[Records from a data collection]

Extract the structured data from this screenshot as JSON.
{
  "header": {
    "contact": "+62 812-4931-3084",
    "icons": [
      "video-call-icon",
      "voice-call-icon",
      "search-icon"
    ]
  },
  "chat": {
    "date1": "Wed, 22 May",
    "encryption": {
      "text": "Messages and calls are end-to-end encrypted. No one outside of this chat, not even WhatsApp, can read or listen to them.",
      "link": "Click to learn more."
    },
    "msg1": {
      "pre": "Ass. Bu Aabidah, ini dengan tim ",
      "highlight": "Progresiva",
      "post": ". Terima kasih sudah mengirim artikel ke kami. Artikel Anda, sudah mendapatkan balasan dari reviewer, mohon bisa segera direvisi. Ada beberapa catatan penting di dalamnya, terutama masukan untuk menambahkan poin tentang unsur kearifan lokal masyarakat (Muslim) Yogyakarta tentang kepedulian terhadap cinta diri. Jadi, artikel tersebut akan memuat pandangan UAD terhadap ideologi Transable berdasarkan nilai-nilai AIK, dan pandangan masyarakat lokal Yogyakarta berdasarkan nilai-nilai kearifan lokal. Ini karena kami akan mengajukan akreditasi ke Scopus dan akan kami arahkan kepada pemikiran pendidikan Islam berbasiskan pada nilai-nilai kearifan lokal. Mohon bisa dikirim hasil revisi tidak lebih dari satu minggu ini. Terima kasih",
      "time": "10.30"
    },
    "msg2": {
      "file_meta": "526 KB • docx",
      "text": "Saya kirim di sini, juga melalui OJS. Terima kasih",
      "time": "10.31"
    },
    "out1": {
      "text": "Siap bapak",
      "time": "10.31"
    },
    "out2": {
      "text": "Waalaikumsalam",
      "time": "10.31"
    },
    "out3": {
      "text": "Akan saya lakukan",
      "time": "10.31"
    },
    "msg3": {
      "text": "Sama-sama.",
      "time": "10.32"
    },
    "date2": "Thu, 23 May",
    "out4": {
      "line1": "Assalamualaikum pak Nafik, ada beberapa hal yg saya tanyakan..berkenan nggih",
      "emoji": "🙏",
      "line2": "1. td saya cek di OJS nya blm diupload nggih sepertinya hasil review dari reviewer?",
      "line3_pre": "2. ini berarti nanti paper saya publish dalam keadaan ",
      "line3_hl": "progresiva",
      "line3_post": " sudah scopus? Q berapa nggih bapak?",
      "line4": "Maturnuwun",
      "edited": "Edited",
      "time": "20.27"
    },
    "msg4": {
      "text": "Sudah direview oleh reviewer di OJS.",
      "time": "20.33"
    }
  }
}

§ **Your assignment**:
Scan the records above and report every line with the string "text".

§ **Response for this exercise**:
      "text": "Messages and calls are end-to-end encrypted. No one outside of this chat, not even WhatsApp, can read or listen to them.",
      "text": "Saya kirim di sini, juga melalui OJS. Terima kasih",
      "text": "Siap bapak",
      "text": "Waalaikumsalam",
      "text": "Akan saya lakukan",
      "text": "Sama-sama.",
      "text": "Sudah direview oleh reviewer di OJS.",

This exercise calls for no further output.